Meditation as the Source of Compassion

by Peter Morrell

The main purpose of meditation is to purify the mind of bad thoughts and to bring calm and tranquillity to the otherwise chaotic flow of thoughts, sensations and feelings. Meditation aims to dampen these chaotic movements. Buddhist meditation aims to dampen the three poisons and achieve greater equanimity of being, and so slow or stop the karmic treadmill. Detachment, calm abiding and mindfulness are the primary aims, leading ultimately to more advanced practices such as developing greater compassion and practising visualisations. It is the three poisons of desire, hatred and illusion that drive the karmic treadmill upon which we all pound away-wanting things, hating things and self-delusion, which is ignorance of the nature of self and samsara. These form the basis of forming strong likes and dislikes and indulging them endlessly.

Out of the tranquillity of deep meditation, a pure awareness of mind can emerge that also leads in some cases to an appreciation of all living beings as a pure spiritual essence that we all have in common. This can bring us closer to all living things and an intimate sense of feeling for their welfare. This can form the beginning of a very early form of genuine compassion, because you can then begin to see what are to the fore in people are often mostly the secondary adventitious aspects-the anger, resentment, frustrations and other defilements-these are all secondary overlaid upon a deeper mind. We do not always see below this secondary material, this karmic level, to appreciate the deeper more subtle essence of all living things, which is in fact more like an egoless mindstream.
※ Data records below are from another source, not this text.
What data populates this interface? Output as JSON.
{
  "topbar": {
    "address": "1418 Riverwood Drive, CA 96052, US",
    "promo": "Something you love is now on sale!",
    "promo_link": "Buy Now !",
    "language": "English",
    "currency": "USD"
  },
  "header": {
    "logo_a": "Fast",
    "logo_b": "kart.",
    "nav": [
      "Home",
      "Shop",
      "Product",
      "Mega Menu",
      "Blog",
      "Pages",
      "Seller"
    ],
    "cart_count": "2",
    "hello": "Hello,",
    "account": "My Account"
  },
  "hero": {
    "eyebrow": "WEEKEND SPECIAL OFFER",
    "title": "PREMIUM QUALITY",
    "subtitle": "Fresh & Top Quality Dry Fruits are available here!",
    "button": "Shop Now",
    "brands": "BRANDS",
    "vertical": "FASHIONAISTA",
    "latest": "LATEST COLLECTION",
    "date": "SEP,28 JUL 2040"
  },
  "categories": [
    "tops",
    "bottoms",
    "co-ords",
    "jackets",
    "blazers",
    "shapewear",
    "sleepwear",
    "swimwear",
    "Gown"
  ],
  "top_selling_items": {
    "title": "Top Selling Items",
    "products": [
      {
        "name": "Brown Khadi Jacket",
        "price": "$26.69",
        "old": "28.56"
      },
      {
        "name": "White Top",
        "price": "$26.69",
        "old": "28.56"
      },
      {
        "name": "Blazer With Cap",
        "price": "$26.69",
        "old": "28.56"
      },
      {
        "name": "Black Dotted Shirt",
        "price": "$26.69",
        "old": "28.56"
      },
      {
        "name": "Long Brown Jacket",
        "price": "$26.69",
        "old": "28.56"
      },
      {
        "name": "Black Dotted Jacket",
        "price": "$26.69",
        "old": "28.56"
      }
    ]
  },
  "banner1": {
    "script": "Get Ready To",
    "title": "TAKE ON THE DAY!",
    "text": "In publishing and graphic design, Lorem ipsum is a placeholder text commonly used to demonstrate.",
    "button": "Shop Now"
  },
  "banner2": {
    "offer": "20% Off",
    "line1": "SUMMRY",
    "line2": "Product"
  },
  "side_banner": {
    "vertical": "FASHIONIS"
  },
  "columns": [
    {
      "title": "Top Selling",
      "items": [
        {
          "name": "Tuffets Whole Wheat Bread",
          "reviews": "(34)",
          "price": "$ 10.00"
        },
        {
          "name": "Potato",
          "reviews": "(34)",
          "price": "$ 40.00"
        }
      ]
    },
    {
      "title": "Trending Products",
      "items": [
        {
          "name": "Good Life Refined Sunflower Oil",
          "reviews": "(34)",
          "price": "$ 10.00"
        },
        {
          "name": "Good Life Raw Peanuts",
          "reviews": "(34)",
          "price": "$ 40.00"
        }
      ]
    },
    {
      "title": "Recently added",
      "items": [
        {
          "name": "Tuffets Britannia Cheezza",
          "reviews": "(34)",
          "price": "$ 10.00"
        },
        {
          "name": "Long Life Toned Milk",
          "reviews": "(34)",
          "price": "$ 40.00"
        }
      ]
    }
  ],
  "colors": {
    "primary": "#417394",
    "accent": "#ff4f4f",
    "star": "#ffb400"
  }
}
It also leads us to appreciate the egoless nature of mind and how ego is a product a secondary feature, not a primary feature of mind.

Link source

Khmer Tipitaka 1 – 110

Khmer Tipitaka 1 – 110

The Tipitaka or Pali canon, is the collection of primary Pali language texts which form the doctrinal foundation of Theravada Buddhism. The three divisions of the Tipitaka are: Vinaya Pitaka, Sutta Pitaka, Abhidhamma Pitaka. ព្រះត្រៃបិដក ប្រែថា កញ្រ្ចែង ឬ ល្អី​ ៣ សម្រាប់ដាក់ផ្ទុកពាក្យពេចន៍នៃព្រះសម្មាសម្ពុទ្ធ

Listen to Khmer literature and Dhamma talk by His Holiness Jotannano Chuon Nath, Supreme Patriarch of Cambodia Buddhism.


As a solid rock is not shaken by the wind, so the wise are not shaken by blame and praise. As a deep lake is clear and calm, so the wise become tranquil after they listened to the truth... Good people walk on regardless of what happens to them. Good people do not babble on about their desires. Whether touched by happiness or by sorrow, the wise never appear elated or depressed… ~The Dhammapada

Should anyone wish to ridicule me and make me an object of jest and scorn why should I possibly care if I have dedicated myself to others?

Let them do as they wish with me so long as it does not harm them. May no one who encounters me ever have an insignificant contact.

Regardless whether those whom I meet respond towards me with anger or faith, may the mere fact of our meeting contribute to the fulfilment of their wishes.

May the slander, harm and all forms of abuse that anyone should direct towards me act as a cause of their enlightenment.